**Exercise instructions**.
Every line of the data must appear again in the answer, exactly as written.
Start of Data for analysis
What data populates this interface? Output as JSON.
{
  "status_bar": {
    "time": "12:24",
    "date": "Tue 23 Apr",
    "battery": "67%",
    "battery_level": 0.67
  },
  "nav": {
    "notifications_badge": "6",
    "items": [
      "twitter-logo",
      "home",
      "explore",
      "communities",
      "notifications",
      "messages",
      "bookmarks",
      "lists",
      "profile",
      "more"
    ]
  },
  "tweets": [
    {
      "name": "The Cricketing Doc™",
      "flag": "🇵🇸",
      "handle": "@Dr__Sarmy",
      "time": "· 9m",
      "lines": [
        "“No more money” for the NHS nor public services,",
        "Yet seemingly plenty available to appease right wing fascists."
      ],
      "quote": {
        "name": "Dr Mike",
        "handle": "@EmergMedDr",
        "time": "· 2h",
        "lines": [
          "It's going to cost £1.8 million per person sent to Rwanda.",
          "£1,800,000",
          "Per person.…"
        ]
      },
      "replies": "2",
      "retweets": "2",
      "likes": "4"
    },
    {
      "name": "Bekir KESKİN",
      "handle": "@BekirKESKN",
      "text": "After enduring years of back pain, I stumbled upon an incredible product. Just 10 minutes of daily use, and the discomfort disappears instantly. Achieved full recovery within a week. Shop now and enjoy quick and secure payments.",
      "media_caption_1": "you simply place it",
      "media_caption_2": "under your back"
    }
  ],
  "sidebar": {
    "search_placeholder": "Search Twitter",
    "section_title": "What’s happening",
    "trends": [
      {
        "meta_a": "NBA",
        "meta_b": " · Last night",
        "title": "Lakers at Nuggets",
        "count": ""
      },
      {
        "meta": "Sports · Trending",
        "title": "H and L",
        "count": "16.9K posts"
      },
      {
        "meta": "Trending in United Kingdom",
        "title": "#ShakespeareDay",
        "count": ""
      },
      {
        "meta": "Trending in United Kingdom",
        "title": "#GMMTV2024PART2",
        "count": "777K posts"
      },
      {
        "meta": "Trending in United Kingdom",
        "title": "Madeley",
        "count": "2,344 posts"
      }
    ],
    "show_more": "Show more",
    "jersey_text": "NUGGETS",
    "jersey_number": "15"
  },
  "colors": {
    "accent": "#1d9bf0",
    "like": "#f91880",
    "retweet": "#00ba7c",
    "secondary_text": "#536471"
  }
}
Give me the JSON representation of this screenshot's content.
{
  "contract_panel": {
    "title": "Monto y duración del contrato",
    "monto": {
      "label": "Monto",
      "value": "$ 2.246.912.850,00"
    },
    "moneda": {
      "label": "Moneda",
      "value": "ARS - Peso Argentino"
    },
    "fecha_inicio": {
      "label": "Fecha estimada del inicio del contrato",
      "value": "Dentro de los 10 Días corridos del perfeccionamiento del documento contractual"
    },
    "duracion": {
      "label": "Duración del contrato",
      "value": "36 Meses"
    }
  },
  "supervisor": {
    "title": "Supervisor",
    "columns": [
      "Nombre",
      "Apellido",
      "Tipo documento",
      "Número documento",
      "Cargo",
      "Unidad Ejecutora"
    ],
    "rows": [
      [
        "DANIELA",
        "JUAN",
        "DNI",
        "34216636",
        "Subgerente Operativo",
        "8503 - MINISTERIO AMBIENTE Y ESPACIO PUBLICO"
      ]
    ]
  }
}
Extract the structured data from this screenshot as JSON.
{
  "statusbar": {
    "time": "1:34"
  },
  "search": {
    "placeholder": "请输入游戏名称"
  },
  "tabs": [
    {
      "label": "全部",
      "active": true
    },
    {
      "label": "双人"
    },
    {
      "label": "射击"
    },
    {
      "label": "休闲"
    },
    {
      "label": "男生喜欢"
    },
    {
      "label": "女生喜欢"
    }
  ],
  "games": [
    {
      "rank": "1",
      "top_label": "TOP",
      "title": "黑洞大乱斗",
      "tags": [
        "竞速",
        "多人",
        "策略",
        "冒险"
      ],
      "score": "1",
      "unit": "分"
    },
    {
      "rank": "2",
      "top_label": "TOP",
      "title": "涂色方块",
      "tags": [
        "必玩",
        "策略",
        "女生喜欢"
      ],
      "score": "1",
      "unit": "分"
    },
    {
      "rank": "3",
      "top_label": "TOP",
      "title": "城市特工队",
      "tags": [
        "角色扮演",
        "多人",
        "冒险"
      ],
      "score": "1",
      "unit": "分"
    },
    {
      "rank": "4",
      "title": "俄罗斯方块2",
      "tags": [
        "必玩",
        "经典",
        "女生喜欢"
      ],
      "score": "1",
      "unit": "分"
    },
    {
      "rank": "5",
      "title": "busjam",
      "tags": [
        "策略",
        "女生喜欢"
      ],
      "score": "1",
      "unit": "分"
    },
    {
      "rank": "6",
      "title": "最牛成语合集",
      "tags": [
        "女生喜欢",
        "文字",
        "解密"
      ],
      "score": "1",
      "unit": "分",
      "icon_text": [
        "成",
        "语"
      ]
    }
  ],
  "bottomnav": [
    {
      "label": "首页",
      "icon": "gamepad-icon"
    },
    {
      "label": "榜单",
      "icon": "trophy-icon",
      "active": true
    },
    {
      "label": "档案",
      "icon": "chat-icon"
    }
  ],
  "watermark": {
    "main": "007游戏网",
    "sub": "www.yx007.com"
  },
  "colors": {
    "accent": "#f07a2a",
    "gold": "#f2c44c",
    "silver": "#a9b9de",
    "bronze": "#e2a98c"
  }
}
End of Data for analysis
**Answer to this problem**.
What data populates this interface? Output as JSON.
{
  "status_bar": {
    "time": "12:24",
    "date": "Tue 23 Apr",
    "battery": "67%",
    "battery_level": 0.67
  },
  "nav": {
    "notifications_badge": "6",
    "items": [
      "twitter-logo",
      "home",
      "explore",
      "communities",
      "notifications",
      "messages",
      "bookmarks",
      "lists",
      "profile",
      "more"
    ]
  },
  "tweets": [
    {
      "name": "The Cricketing Doc™",
      "flag": "🇵🇸",
      "handle": "@Dr__Sarmy",
      "time": "· 9m",
      "lines": [
        "“No more money” for the NHS nor public services,",
        "Yet seemingly plenty available to appease right wing fascists."
      ],
      "quote": {
        "name": "Dr Mike",
        "handle": "@EmergMedDr",
        "time": "· 2h",
        "lines": [
          "It's going to cost £1.8 million per person sent to Rwanda.",
          "£1,800,000",
          "Per person.…"
        ]
      },
      "replies": "2",
      "retweets": "2",
      "likes": "4"
    },
    {
      "name": "Bekir KESKİN",
      "handle": "@BekirKESKN",
      "text": "After enduring years of back pain, I stumbled upon an incredible product. Just 10 minutes of daily use, and the discomfort disappears instantly. Achieved full recovery within a week. Shop now and enjoy quick and secure payments.",
      "media_caption_1": "you simply place it",
      "media_caption_2": "under your back"
    }
  ],
  "sidebar": {
    "search_placeholder": "Search Twitter",
    "section_title": "What’s happening",
    "trends": [
      {
        "meta_a": "NBA",
        "meta_b": " · Last night",
        "title": "Lakers at Nuggets",
        "count": ""
      },
      {
        "meta": "Sports · Trending",
        "title": "H and L",
        "count": "16.9K posts"
      },
      {
        "meta": "Trending in United Kingdom",
        "title": "#ShakespeareDay",
        "count": ""
      },
      {
        "meta": "Trending in United Kingdom",
        "title": "#GMMTV2024PART2",
        "count": "777K posts"
      },
      {
        "meta": "Trending in United Kingdom",
        "title": "Madeley",
        "count": "2,344 posts"
      }
    ],
    "show_more": "Show more",
    "jersey_text": "NUGGETS",
    "jersey_number": "15"
  },
  "colors": {
    "accent": "#1d9bf0",
    "like": "#f91880",
    "retweet": "#00ba7c",
    "secondary_text": "#536471"
  }
}
Give me the JSON representation of this screenshot's content.
{
  "contract_panel": {
    "title": "Monto y duración del contrato",
    "monto": {
      "label": "Monto",
      "value": "$ 2.246.912.850,00"
    },
    "moneda": {
      "label": "Moneda",
      "value": "ARS - Peso Argentino"
    },
    "fecha_inicio": {
      "label": "Fecha estimada del inicio del contrato",
      "value": "Dentro de los 10 Días corridos del perfeccionamiento del documento contractual"
    },
    "duracion": {
      "label": "Duración del contrato",
      "value": "36 Meses"
    }
  },
  "supervisor": {
    "title": "Supervisor",
    "columns": [
      "Nombre",
      "Apellido",
      "Tipo documento",
      "Número documento",
      "Cargo",
      "Unidad Ejecutora"
    ],
    "rows": [
      [
        "DANIELA",
        "JUAN",
        "DNI",
        "34216636",
        "Subgerente Operativo",
        "8503 - MINISTERIO AMBIENTE Y ESPACIO PUBLICO"
      ]
    ]
  }
}
Extract the structured data from this screenshot as JSON.
{
  "statusbar": {
    "time": "1:34"
  },
  "search": {
    "placeholder": "请输入游戏名称"
  },
  "tabs": [
    {
      "label": "全部",
      "active": true
    },
    {
      "label": "双人"
    },
    {
      "label": "射击"
    },
    {
      "label": "休闲"
    },
    {
      "label": "男生喜欢"
    },
    {
      "label": "女生喜欢"
    }
  ],
  "games": [
    {
      "rank": "1",
      "top_label": "TOP",
      "title": "黑洞大乱斗",
      "tags": [
        "竞速",
        "多人",
        "策略",
        "冒险"
      ],
      "score": "1",
      "unit": "分"
    },
    {
      "rank": "2",
      "top_label": "TOP",
      "title": "涂色方块",
      "tags": [
        "必玩",
        "策略",
        "女生喜欢"
      ],
      "score": "1",
      "unit": "分"
    },
    {
      "rank": "3",
      "top_label": "TOP",
      "title": "城市特工队",
      "tags": [
        "角色扮演",
        "多人",
        "冒险"
      ],
      "score": "1",
      "unit": "分"
    },
    {
      "rank": "4",
      "title": "俄罗斯方块2",
      "tags": [
        "必玩",
        "经典",
        "女生喜欢"
      ],
      "score": "1",
      "unit": "分"
    },
    {
      "rank": "5",
      "title": "busjam",
      "tags": [
        "策略",
        "女生喜欢"
      ],
      "score": "1",
      "unit": "分"
    },
    {
      "rank": "6",
      "title": "最牛成语合集",
      "tags": [
        "女生喜欢",
        "文字",
        "解密"
      ],
      "score": "1",
      "unit": "分",
      "icon_text": [
        "成",
        "语"
      ]
    }
  ],
  "bottomnav": [
    {
      "label": "首页",
      "icon": "gamepad-icon"
    },
    {
      "label": "榜单",
      "icon": "trophy-icon",
      "active": true
    },
    {
      "label": "档案",
      "icon": "chat-icon"
    }
  ],
  "watermark": {
    "main": "007游戏网",
    "sub": "www.yx007.com"
  },
  "colors": {
    "accent": "#f07a2a",
    "gold": "#f2c44c",
    "silver": "#a9b9de",
    "bronze": "#e2a98c"
  }
}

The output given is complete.